[What is expected] From the records below, pull each line that has "glyph".

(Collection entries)
= = = = =

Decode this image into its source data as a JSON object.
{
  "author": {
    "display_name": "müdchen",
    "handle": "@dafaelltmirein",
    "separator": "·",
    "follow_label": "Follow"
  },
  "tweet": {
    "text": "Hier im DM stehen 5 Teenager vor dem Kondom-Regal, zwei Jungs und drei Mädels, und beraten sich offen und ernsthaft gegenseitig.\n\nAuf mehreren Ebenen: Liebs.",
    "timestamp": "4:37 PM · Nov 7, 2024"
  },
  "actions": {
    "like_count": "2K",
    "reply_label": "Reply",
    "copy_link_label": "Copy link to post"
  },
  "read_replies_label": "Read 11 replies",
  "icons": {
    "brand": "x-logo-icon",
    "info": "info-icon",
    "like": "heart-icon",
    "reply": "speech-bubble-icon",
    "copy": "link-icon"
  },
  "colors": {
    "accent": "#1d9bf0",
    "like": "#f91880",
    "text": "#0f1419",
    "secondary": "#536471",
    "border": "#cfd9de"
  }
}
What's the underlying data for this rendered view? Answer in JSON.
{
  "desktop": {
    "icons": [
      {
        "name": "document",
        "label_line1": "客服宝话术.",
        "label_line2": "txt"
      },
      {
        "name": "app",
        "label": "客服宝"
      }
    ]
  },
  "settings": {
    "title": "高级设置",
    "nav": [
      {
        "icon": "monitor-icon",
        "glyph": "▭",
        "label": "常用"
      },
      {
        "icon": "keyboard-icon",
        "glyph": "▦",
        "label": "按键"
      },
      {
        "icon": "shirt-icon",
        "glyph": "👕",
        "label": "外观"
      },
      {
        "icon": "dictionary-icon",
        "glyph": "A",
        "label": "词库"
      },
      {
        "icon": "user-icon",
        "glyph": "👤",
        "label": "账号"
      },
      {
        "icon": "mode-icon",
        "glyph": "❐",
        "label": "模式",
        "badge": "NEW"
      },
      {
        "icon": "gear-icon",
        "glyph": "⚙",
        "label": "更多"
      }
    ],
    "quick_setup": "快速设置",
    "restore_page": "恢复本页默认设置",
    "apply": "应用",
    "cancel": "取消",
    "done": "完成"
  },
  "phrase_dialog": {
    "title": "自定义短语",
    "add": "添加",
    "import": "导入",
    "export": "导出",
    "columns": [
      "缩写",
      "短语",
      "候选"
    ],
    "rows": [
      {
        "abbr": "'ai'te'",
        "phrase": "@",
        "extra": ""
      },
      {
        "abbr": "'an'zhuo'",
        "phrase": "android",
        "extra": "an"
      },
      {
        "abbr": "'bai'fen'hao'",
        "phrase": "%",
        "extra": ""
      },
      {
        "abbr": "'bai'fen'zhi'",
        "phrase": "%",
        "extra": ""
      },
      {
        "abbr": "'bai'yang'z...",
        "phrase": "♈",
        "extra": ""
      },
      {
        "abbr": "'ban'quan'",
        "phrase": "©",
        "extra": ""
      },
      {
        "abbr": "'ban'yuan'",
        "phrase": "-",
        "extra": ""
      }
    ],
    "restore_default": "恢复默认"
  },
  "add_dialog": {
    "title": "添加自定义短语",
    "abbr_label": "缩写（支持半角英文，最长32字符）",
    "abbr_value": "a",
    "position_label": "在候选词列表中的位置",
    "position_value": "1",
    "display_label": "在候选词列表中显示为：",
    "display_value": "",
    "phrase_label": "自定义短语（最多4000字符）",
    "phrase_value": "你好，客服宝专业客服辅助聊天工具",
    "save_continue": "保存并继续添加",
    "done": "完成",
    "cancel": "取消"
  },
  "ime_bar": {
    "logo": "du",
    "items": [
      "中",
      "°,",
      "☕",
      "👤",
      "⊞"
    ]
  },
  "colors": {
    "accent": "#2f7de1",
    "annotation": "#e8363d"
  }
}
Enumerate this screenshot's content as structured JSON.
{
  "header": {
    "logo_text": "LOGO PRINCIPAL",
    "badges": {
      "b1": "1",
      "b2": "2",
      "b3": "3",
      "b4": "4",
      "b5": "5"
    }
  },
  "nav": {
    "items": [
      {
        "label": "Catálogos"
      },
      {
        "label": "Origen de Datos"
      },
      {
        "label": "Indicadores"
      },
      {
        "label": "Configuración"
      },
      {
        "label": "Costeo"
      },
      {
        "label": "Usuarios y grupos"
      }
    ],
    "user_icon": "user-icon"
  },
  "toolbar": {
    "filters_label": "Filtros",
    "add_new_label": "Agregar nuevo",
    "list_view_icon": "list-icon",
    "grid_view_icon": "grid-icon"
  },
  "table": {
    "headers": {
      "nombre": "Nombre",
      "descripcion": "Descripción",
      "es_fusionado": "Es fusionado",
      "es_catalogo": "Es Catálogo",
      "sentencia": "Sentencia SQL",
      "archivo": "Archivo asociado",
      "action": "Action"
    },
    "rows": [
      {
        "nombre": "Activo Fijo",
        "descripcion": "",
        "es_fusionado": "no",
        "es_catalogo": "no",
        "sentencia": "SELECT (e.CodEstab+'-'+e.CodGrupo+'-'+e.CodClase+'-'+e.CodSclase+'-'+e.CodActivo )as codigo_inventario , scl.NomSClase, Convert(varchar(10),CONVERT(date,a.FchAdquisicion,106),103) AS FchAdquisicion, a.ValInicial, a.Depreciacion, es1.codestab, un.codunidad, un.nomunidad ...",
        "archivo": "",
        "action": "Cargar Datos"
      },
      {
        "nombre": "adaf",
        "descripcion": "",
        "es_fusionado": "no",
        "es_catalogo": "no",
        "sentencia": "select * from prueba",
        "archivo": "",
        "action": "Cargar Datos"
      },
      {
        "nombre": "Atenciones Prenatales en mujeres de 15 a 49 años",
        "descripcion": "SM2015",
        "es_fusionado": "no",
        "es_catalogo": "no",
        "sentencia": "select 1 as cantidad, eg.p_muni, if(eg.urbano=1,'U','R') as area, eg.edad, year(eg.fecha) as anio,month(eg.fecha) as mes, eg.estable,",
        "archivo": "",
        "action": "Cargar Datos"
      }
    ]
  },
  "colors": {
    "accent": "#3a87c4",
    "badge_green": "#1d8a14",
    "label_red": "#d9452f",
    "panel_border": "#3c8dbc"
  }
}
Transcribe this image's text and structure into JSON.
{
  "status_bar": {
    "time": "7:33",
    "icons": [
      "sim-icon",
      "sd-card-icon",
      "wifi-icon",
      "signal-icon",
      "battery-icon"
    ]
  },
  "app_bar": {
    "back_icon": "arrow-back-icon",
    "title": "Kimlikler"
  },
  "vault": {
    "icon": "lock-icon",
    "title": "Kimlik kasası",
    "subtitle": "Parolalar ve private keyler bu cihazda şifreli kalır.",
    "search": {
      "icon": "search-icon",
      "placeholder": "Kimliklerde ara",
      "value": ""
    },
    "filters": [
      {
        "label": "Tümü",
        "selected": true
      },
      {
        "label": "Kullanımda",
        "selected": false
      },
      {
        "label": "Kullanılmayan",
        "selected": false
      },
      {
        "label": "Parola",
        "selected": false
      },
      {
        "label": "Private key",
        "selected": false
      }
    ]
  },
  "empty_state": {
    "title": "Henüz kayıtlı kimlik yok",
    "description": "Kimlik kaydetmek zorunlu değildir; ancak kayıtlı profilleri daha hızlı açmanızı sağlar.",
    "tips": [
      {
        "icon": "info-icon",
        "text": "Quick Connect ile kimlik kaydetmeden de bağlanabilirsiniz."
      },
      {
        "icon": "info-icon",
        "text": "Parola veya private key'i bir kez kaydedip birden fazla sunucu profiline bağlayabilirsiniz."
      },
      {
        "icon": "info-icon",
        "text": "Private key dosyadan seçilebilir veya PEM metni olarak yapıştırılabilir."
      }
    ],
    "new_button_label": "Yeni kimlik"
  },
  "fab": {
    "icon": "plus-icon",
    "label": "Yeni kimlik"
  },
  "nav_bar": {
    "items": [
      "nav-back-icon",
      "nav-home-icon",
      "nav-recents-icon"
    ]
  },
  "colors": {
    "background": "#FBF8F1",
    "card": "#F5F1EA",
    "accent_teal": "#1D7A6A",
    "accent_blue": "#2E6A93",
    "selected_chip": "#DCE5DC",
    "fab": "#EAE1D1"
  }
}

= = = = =

[Completed task]
        "glyph": "▭",
        "glyph": "▦",
        "glyph": "👕",
        "glyph": "A",
        "glyph": "👤",
        "glyph": "❐",
        "glyph": "⚙",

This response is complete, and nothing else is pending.